‘Short the pound’ was the hot play for UK hedge funds, with some closely connected to the government. Up next: Investigation?

Hedge funds have reportedly made a fortune shorting the pound ahead of profligate tax cuts proposed by UK Prime Minister Liz Truss and her head of the Treasury, Chancellor Kwasi Kwarteng.

Just over 30 years after legendary investor George Soros became a billionaire by shorting the pound, hedge funds were at it again this weekend.

Soros was a relative rebel and outsider, though. What’s different this time is that U.K.-based hedge funds with close links to the U.K. government seem to have made out with massive paydays—and now may face investigation over whether they were leaked information the rest of the market never received.

In the week to September 20, investors had actually ramped up their bullish bets on the pound to their highest level since March, Bloomberg reported, citing data from no less an authority than the U.S. Commodity Futures Trading Association. 

Shorting the pound seemed quite obvious to many onlookers. No less an authority than Danny Blanchflower, a former policymaker for the Bank of England, posted on Twitter on September 20 that shorting the pound would only be sensible, given how strenuously he disagreed with Truss’ policies.

That may be due in part because the spending plan announced by Kwarteng on Friday amounted to a wholesale reversal of the previous budget under his predecessor, Rishi Sunak, a fellow Tory MP.

Short sellers help prevent bull markets from reaching euphoric valuations by identifying assets in danger of entering bubble territory or, in the recent case of truckmaker Nikola, revealing questionable if not downright fraudulent business practices. 

Yet the useful function they serve can be abused if they are privy to information that turns a risk-weighted bet into an all-in gamble that can destabilize markets if enough pile into the trade. 

And a pile-in it certainly was. And now Truss’ party is starting to get angry.

Labour opposition has called on the U.K. securities market regulator to probe whether the budget had been leaked to investors with privileged ties to the government.
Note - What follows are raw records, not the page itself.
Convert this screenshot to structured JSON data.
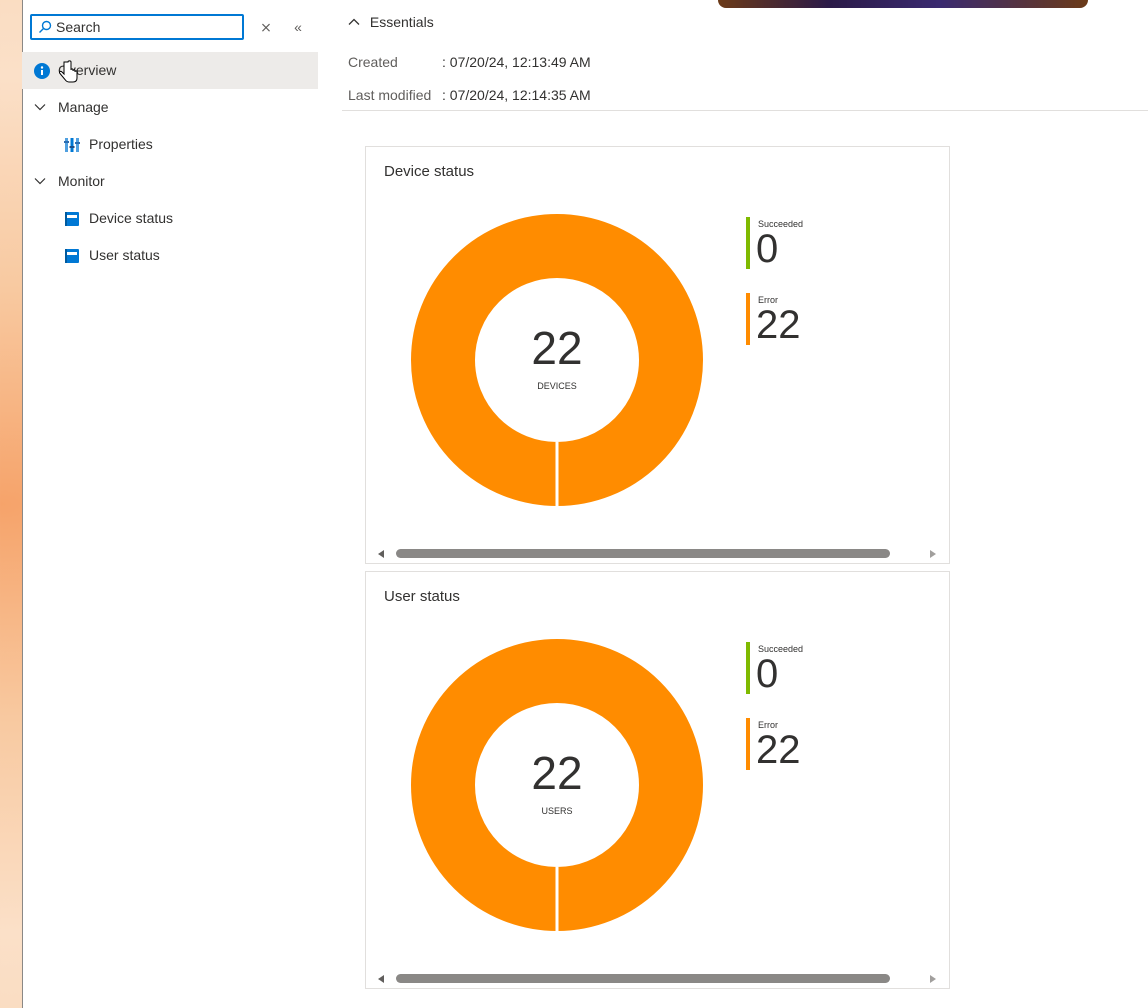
{
  "sidebar": {
    "search": {
      "placeholder": "Search"
    },
    "clear_label": "⨯",
    "collapse_label": "«",
    "items": [
      {
        "label": "Overview",
        "icon": "info-icon",
        "active": true
      },
      {
        "label": "Manage",
        "icon": "chevron-down-icon",
        "group": true
      },
      {
        "label": "Properties",
        "icon": "properties-icon"
      },
      {
        "label": "Monitor",
        "icon": "chevron-down-icon",
        "group": true
      },
      {
        "label": "Device status",
        "icon": "report-icon"
      },
      {
        "label": "User status",
        "icon": "report-icon"
      }
    ]
  },
  "essentials": {
    "header": "Essentials",
    "created_label": "Created",
    "created_value": ": 07/20/24, 12:13:49 AM",
    "modified_label": "Last modified",
    "modified_value": ": 07/20/24, 12:14:35 AM"
  },
  "colors": {
    "succeeded": "#7fba00",
    "error": "#ff8c00",
    "accent": "#0078d4"
  },
  "cards": [
    {
      "title": "Device status",
      "total": "22",
      "unit": "DEVICES",
      "legend": [
        {
          "name": "Succeeded",
          "value": "0"
        },
        {
          "name": "Error",
          "value": "22"
        }
      ]
    },
    {
      "title": "User status",
      "total": "22",
      "unit": "USERS",
      "legend": [
        {
          "name": "Succeeded",
          "value": "0"
        },
        {
          "name": "Error",
          "value": "22"
        }
      ]
    }
  ]
}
“The Financial Conduct Authority should investigate any possible wrongdoing to determine whether it is possible that leaks or information provided by this Conservative government to its wealthy friends contributed to the pound’s collapse,” Labour’s Tulip Siddiq told the The Evening Standard. 

“If you thought the mini-budget was a maxi budget, I would say brace yourselves because you’re going to see a flurry of announcements on the supply side of the economy, deregulating enormously,” said Mark Littlewood, who acknowledged Truss was a frequent visitor to his think tank.

The budget has been slammed as “Kami-Kwasi economics” since the U.K. is dependent on attracting money from abroad to fund its import demand, so a weaker pound fuels inflation.

To stabilize its sagging currency, investment banks are now speculating whether the Bank of England will need to announce an emergency rate hike as the world’s fifth largest economy is quickly earning comparisons to more volatile emerging.

“Perhaps it was the unabashed revival of trickle-down economics that had markets a little aghast,” Deutsche Bank said.

UBS, meanwhile, warned the unfunded tax breaks will come out of added borrowing. As a result the total amount of UK government debt the private market will have to absorb over the next 18 months is almost the same as over the previous 54 months.

Last month, Saxo Bank analyst Christopher Dembik argued the UK is looking more like an emerging market than a wealthy, industrialized nation, citing political instability from the change in government, trade disruptions, an energy crisis and high inflation.

“The only major difference,” he wrote at the time, “there is no currency crisis.”